[Work task] Every line below needs to be printed again exactly, without any of its pictures.

[Website and app data records]
= Beginning of Section =

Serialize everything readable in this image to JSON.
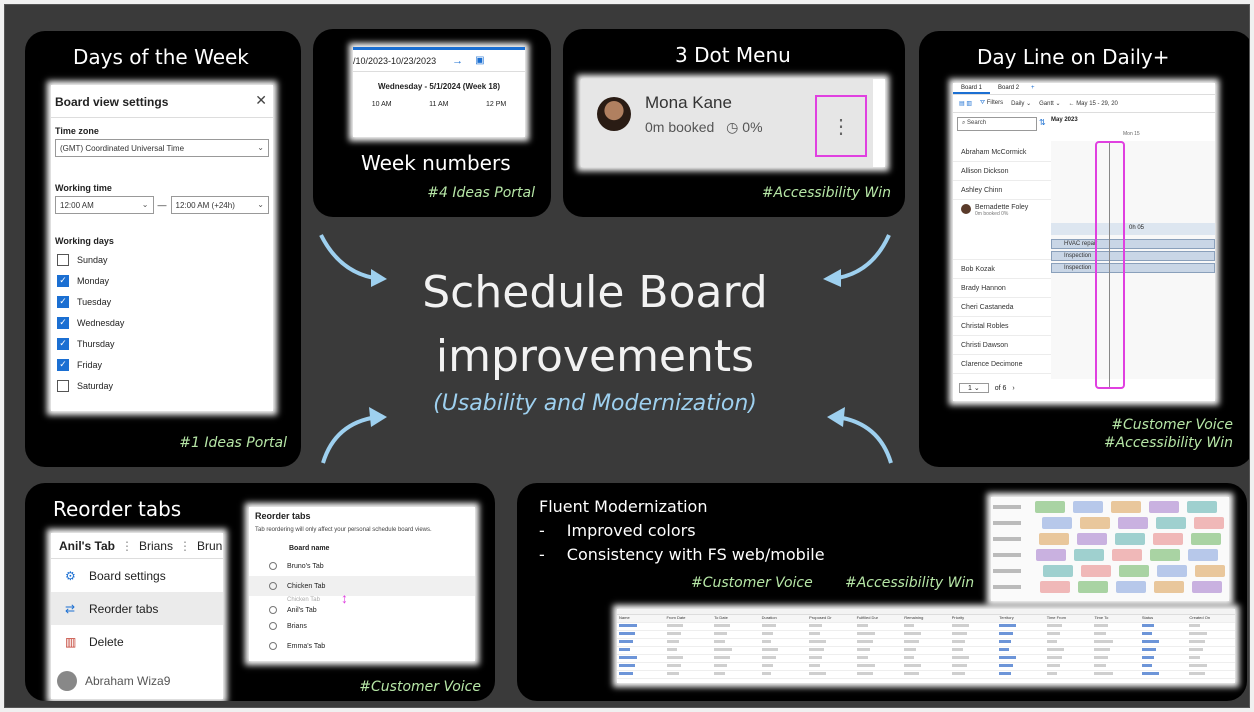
{
  "center": {
    "title_line1": "Schedule Board",
    "title_line2": "improvements",
    "subtitle": "(Usability and Modernization)"
  },
  "panels": {
    "days_of_week": {
      "title": "Days of the Week",
      "tag": "#1 Ideas Portal",
      "dialog": {
        "title": "Board view settings",
        "close_glyph": "✕",
        "time_zone_label": "Time zone",
        "time_zone_value": "(GMT) Coordinated Universal Time",
        "working_time_label": "Working time",
        "start_time": "12:00 AM",
        "dash": "—",
        "end_time": "12:00 AM (+24h)",
        "working_days_label": "Working days",
        "days": [
          {
            "label": "Sunday",
            "checked": false
          },
          {
            "label": "Monday",
            "checked": true
          },
          {
            "label": "Tuesday",
            "checked": true
          },
          {
            "label": "Wednesday",
            "checked": true
          },
          {
            "label": "Thursday",
            "checked": true
          },
          {
            "label": "Friday",
            "checked": true
          },
          {
            "label": "Saturday",
            "checked": false
          }
        ]
      }
    },
    "week_numbers": {
      "caption": "Week numbers",
      "tag": "#4 Ideas Portal",
      "date_range": "/10/2023-10/23/2023",
      "day_header": "Wednesday - 5/1/2024 (Week 18)",
      "times": [
        "10 AM",
        "11 AM",
        "12 PM"
      ]
    },
    "three_dot": {
      "title": "3 Dot Menu",
      "tag": "#Accessibility Win",
      "name": "Mona Kane",
      "booked": "0m booked",
      "percent": "0%",
      "dots_glyph": "⋮"
    },
    "day_line": {
      "title": "Day Line on Daily+",
      "tag1": "#Customer Voice",
      "tag2": "#Accessibility Win",
      "tabs": [
        "Board 1",
        "Board 2",
        "+"
      ],
      "toolbar": [
        "Filters",
        "Daily",
        "Gantt",
        "May 15 - 29, 20"
      ],
      "search_placeholder": "Search",
      "month_label": "May 2023",
      "day_label": "Mon 15",
      "resources": [
        "Abraham McCormick",
        "Allison Dickson",
        "Ashley Chinn",
        "Bernadette Foley",
        "Bob Kozak",
        "Brady Hannon",
        "Cheri Castaneda",
        "Christal Robles",
        "Christi Dawson",
        "Clarence Decimone"
      ],
      "bernadette_sub": "0m booked  0%",
      "bars": [
        "HVAC repair",
        "Inspection",
        "Inspection"
      ],
      "bar_label": "0h 05",
      "pager": "1",
      "pager_of": "of 6"
    },
    "reorder": {
      "title": "Reorder tabs",
      "tag": "#Customer Voice",
      "tabs": [
        "Anil's Tab",
        "Brians",
        "Brun"
      ],
      "menu": [
        {
          "label": "Board settings",
          "icon": "gear-icon"
        },
        {
          "label": "Reorder tabs",
          "icon": "swap-icon"
        },
        {
          "label": "Delete",
          "icon": "trash-icon"
        }
      ],
      "bottom_name": "Abraham Wiza9",
      "dialog_title": "Reorder tabs",
      "dialog_desc": "Tab reordering will only affect your personal schedule board views.",
      "col_header": "Board name",
      "rows": [
        "Bruno's Tab",
        "Chicken Tab",
        "Chicken Tab",
        "Anil's Tab",
        "Brians",
        "Emma's Tab"
      ]
    },
    "fluent": {
      "title": "Fluent Modernization",
      "bullets": [
        "Improved colors",
        "Consistency with FS web/mobile"
      ],
      "bullet_glyph": "-",
      "tag1": "#Customer Voice",
      "tag2": "#Accessibility Win"
    }
  }
}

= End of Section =

[Answer area]
Serialize everything readable in this image to JSON.
{
  "center": {
    "title_line1": "Schedule Board",
    "title_line2": "improvements",
    "subtitle": "(Usability and Modernization)"
  },
  "panels": {
    "days_of_week": {
      "title": "Days of the Week",
      "tag": "#1 Ideas Portal",
      "dialog": {
        "title": "Board view settings",
        "close_glyph": "✕",
        "time_zone_label": "Time zone",
        "time_zone_value": "(GMT) Coordinated Universal Time",
        "working_time_label": "Working time",
        "start_time": "12:00 AM",
        "dash": "—",
        "end_time": "12:00 AM (+24h)",
        "working_days_label": "Working days",
        "days": [
          {
            "label": "Sunday",
            "checked": false
          },
          {
            "label": "Monday",
            "checked": true
          },
          {
            "label": "Tuesday",
            "checked": true
          },
          {
            "label": "Wednesday",
            "checked": true
          },
          {
            "label": "Thursday",
            "checked": true
          },
          {
            "label": "Friday",
            "checked": true
          },
          {
            "label": "Saturday",
            "checked": false
          }
        ]
      }
    },
    "week_numbers": {
      "caption": "Week numbers",
      "tag": "#4 Ideas Portal",
      "date_range": "/10/2023-10/23/2023",
      "day_header": "Wednesday - 5/1/2024 (Week 18)",
      "times": [
        "10 AM",
        "11 AM",
        "12 PM"
      ]
    },
    "three_dot": {
      "title": "3 Dot Menu",
      "tag": "#Accessibility Win",
      "name": "Mona Kane",
      "booked": "0m booked",
      "percent": "0%",
      "dots_glyph": "⋮"
    },
    "day_line": {
      "title": "Day Line on Daily+",
      "tag1": "#Customer Voice",
      "tag2": "#Accessibility Win",
      "tabs": [
        "Board 1",
        "Board 2",
        "+"
      ],
      "toolbar": [
        "Filters",
        "Daily",
        "Gantt",
        "May 15 - 29, 20"
      ],
      "search_placeholder": "Search",
      "month_label": "May 2023",
      "day_label": "Mon 15",
      "resources": [
        "Abraham McCormick",
        "Allison Dickson",
        "Ashley Chinn",
        "Bernadette Foley",
        "Bob Kozak",
        "Brady Hannon",
        "Cheri Castaneda",
        "Christal Robles",
        "Christi Dawson",
        "Clarence Decimone"
      ],
      "bernadette_sub": "0m booked  0%",
      "bars": [
        "HVAC repair",
        "Inspection",
        "Inspection"
      ],
      "bar_label": "0h 05",
      "pager": "1",
      "pager_of": "of 6"
    },
    "reorder": {
      "title": "Reorder tabs",
      "tag": "#Customer Voice",
      "tabs": [
        "Anil's Tab",
        "Brians",
        "Brun"
      ],
      "menu": [
        {
          "label": "Board settings",
          "icon": "gear-icon"
        },
        {
          "label": "Reorder tabs",
          "icon": "swap-icon"
        },
        {
          "label": "Delete",
          "icon": "trash-icon"
        }
      ],
      "bottom_name": "Abraham Wiza9",
      "dialog_title": "Reorder tabs",
      "dialog_desc": "Tab reordering will only affect your personal schedule board views.",
      "col_header": "Board name",
      "rows": [
        "Bruno's Tab",
        "Chicken Tab",
        "Chicken Tab",
        "Anil's Tab",
        "Brians",
        "Emma's Tab"
      ]
    },
    "fluent": {
      "title": "Fluent Modernization",
      "bullets": [
        "Improved colors",
        "Consistency with FS web/mobile"
      ],
      "bullet_glyph": "-",
      "tag1": "#Customer Voice",
      "tag2": "#Accessibility Win"
    }
  }
}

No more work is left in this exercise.